=== RECORDS SUPPLIED ===

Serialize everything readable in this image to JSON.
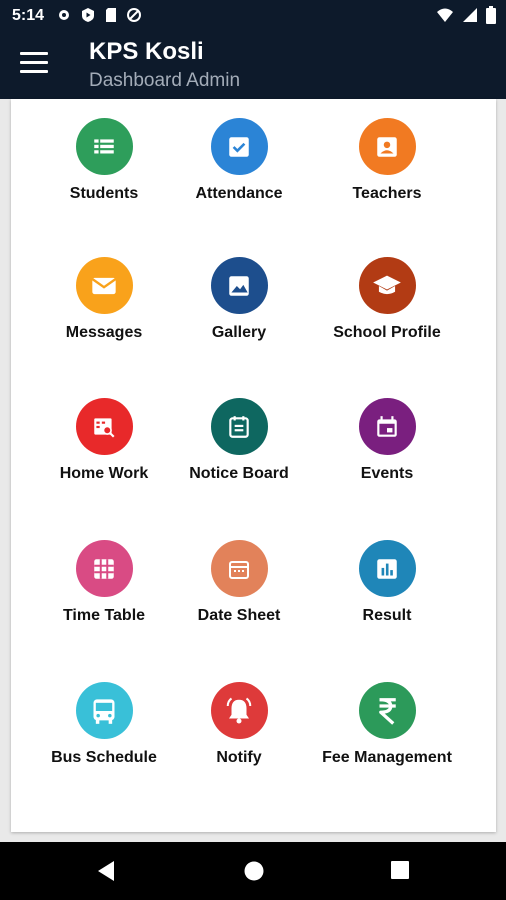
{
  "status": {
    "time": "5:14"
  },
  "header": {
    "title": "KPS Kosli",
    "subtitle": "Dashboard Admin"
  },
  "tiles": [
    {
      "label": "Students",
      "icon": "list-icon",
      "color": "#2e9e5b"
    },
    {
      "label": "Attendance",
      "icon": "check-box-icon",
      "color": "#2b84d6"
    },
    {
      "label": "Teachers",
      "icon": "person-card-icon",
      "color": "#f17a22"
    },
    {
      "label": "Messages",
      "icon": "mail-icon",
      "color": "#f9a21b"
    },
    {
      "label": "Gallery",
      "icon": "image-icon",
      "color": "#1d4e8d"
    },
    {
      "label": "School Profile",
      "icon": "graduation-cap-icon",
      "color": "#b23b14"
    },
    {
      "label": "Home Work",
      "icon": "homework-icon",
      "color": "#e8292a"
    },
    {
      "label": "Notice Board",
      "icon": "notice-icon",
      "color": "#0e6760"
    },
    {
      "label": "Events",
      "icon": "calendar-icon",
      "color": "#7a1f7f"
    },
    {
      "label": "Time Table",
      "icon": "grid-icon",
      "color": "#d94b84"
    },
    {
      "label": "Date Sheet",
      "icon": "calendar-icon",
      "color": "#e2825a"
    },
    {
      "label": "Result",
      "icon": "bar-chart-icon",
      "color": "#1f86b8"
    },
    {
      "label": "Bus Schedule",
      "icon": "bus-icon",
      "color": "#39c0d8"
    },
    {
      "label": "Notify",
      "icon": "bell-icon",
      "color": "#de3a3a"
    },
    {
      "label": "Fee Management",
      "icon": "rupee-icon",
      "color": "#2c9a5a"
    }
  ]
}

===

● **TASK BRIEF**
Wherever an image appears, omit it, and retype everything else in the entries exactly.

● **RESPONSE BOX**
Serialize everything readable in this image to JSON.
{
  "status": {
    "time": "5:14"
  },
  "header": {
    "title": "KPS Kosli",
    "subtitle": "Dashboard Admin"
  },
  "tiles": [
    {
      "label": "Students",
      "icon": "list-icon",
      "color": "#2e9e5b"
    },
    {
      "label": "Attendance",
      "icon": "check-box-icon",
      "color": "#2b84d6"
    },
    {
      "label": "Teachers",
      "icon": "person-card-icon",
      "color": "#f17a22"
    },
    {
      "label": "Messages",
      "icon": "mail-icon",
      "color": "#f9a21b"
    },
    {
      "label": "Gallery",
      "icon": "image-icon",
      "color": "#1d4e8d"
    },
    {
      "label": "School Profile",
      "icon": "graduation-cap-icon",
      "color": "#b23b14"
    },
    {
      "label": "Home Work",
      "icon": "homework-icon",
      "color": "#e8292a"
    },
    {
      "label": "Notice Board",
      "icon": "notice-icon",
      "color": "#0e6760"
    },
    {
      "label": "Events",
      "icon": "calendar-icon",
      "color": "#7a1f7f"
    },
    {
      "label": "Time Table",
      "icon": "grid-icon",
      "color": "#d94b84"
    },
    {
      "label": "Date Sheet",
      "icon": "calendar-icon",
      "color": "#e2825a"
    },
    {
      "label": "Result",
      "icon": "bar-chart-icon",
      "color": "#1f86b8"
    },
    {
      "label": "Bus Schedule",
      "icon": "bus-icon",
      "color": "#39c0d8"
    },
    {
      "label": "Notify",
      "icon": "bell-icon",
      "color": "#de3a3a"
    },
    {
      "label": "Fee Management",
      "icon": "rupee-icon",
      "color": "#2c9a5a"
    }
  ]
}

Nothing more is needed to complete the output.